A Laymen’s Commentary on the Smalcald Articles: The Keys

This is part 13 of 15 in the series A Laymen's Commentary on the Smalcald Articles

Part III, Article VII. Of the Keys.

1] The keys are an office and power given by Christ to the Church for binding and loosing sin, not only the gross and well-known sins, but also the subtle, hidden, which are known only to God, as it is written in Ps. 19:13: Who can understand his errors? And in Rom. 7:25 St. Paul himself complains that with the flesh he serves the law of sin. 2] For it is not in our power, but belongs to God alone, to judge which, how great, and how many the sins are, as it is written in Ps. 143:2: Enter not into judgment with Thy servant; for in Thy sight shall no man living be justified. 3] And Paul says, 1 Cor. 4:4: For I know nothing by myself; yet am I not hereby justified.

The Office of the Keys are the power given to the Church to bind and loose sins (Matthew 16:13-20).  The first key is the key of binding which holds the unrepentant sinner in his sins and just condemnation.  The second key is the key of loosing, which frees the repentant sinner from his sin and grants him forgiveness for Christ’s sake.  Pastors exercise this office on behalf o the Church for the sake of the Gospel and the comfort of consciences.  The Office of the Keys should be applied to both known sin and unknown sin.  Even if we do not know all our sins the Office of the Keys can be applied regardless as God knows them and forgives them (Psalm 19, Romans 7).

We should not judge how great or how many sins are.  This belongs to God alone.  Rather we should forgive sins and condemn open sin.  Where appropriate we should use the binding key of excommunication, but always be standing ready the use the loosing key of forgiveness.  We should use God’s Word to judge, not judge based on ourselves lest we get haughty, or think one person a worse man than another. We are all sinners. Thus we in the Church can rightly condemn sin and judge it, but always with the view that we are sinners in need of salvation.  The Gospel must always be close at hand, for that is the true power of the Keys.  We will talk much more about the Office of the Keys in the Treatise on the Power and Primacy of the Pope (Psalm 143, 1 Corinthians 4).

1 The day is surely drawing near
When Jesus, God’s anointed,
In all His power shall appear
As judge whom God appointed.
Then fright shall banish idle mirth,
And flames on flames shall ravage earth
As Scripture long has warned us.

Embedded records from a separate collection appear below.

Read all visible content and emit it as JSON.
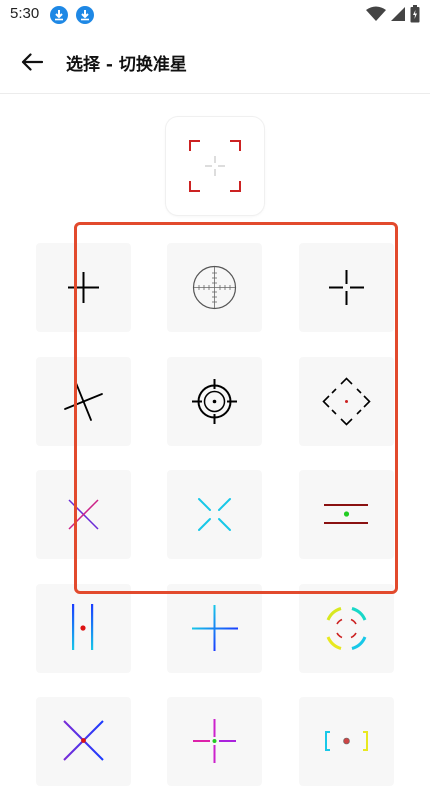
{
  "status_bar": {
    "time": "5:30",
    "icons": [
      "download-icon",
      "download-icon",
      "wifi-icon",
      "signal-icon",
      "battery-icon"
    ]
  },
  "header": {
    "title": "选择 - 切换准星",
    "back_icon": "arrow-left-icon"
  },
  "preview": {
    "selected": "corner-brackets-crosshair"
  },
  "crosshairs": [
    "plus",
    "scope-circle",
    "plus-gap",
    "pinwheel",
    "target-reticle",
    "dashed-diamond",
    "purple-x",
    "cyan-x-gap",
    "double-lines-dot",
    "vertical-bars-dot",
    "gradient-plus",
    "color-ring",
    "gradient-x-dot",
    "magenta-plus",
    "bracket-dot"
  ],
  "colors": {
    "highlight_border": "#e24a2d",
    "tile_background": "#f7f7f7",
    "status_icon_blue": "#1e88e5",
    "preview_red": "#cc2222"
  }
}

2 The final trumpet then shall sound
And all the earth be shaken,
And all who rest beneath the ground
Shall from their sleep awaken.
But all who live will in that hour,
By God’s almighty, boundless pow’r,
Be changed at His commanding.

3 The books are opened then to all,
A record truly telling
What each has done, both great and small,
When he on earth was dwelling,
And ev’ry heart be clearly seen,
And all be known as they have been
In thoughts and words and actions.

4 Then woe to those who scorned the Lord
And sought but carnal pleasures,
Who here despised His precious Word
And loved their earthly treasures!
With shame and trembling they will stand
And at the judge’s stern command
To Satan be delivered.

5 My Savior paid the debt I owe
And for my sin was smitten;
Within the Book of Life I know
My name has now been written.
I will not doubt, for I am free,
And Satan cannot threaten me;
There is no condemnation!

6 May Christ our intercessor be
And through His blood and merit
Read from His book that we are free
With all who life inherit.
Then we shall see Him face to face,
With all His saints in that blest place
Which He has purchased for us.

7 O Jesus Christ, do not delay,
But hasten our salvation;
We often tremble on our way
In fear and tribulation.
O hear and grant our fervent plea;
Come, mighty judge, and make us free
From death and ev’ry evil.

(LSB 508)

About Dr. Paul Edmon

Dr. Paul Edmon is from Seattle, Washington and now resides in Boston, Massachusetts. He has his B.S. in Physics from the University of Washington in 2004 and Ph.D. in Astrophysics from the University of Minnesota in 2010. He is professional staff at Harvard University and acts as liaison between Center for Astrophysics and Research Computing. A life long Lutheran, he is formerly a member of Messiah Lutheran Church in Seattle and University Lutheran Chapel in Minneapolis. He now attends First Lutheran Church (FLC) of Boston where he teaches Lutheran Essentials. He sings bass in the FLC choir and Canto Armonico. He was elected to the Concordia Seminary St. Louis Board of Regents in 2016. He is single and among his manifold interests are scotch, football, anime, board games, mythology, history, philosophy, and general nerdiness. The views expressed here are his own and do not represent Harvard University or Concordia Seminary. Twitter: @pauledmon

Leave a Reply

Your email address will not be published. Required fields are marked *

Notify me of followup comments via e-mail. You can also subscribe without commenting.

This site uses Akismet to reduce spam. Learn how your comment data is processed.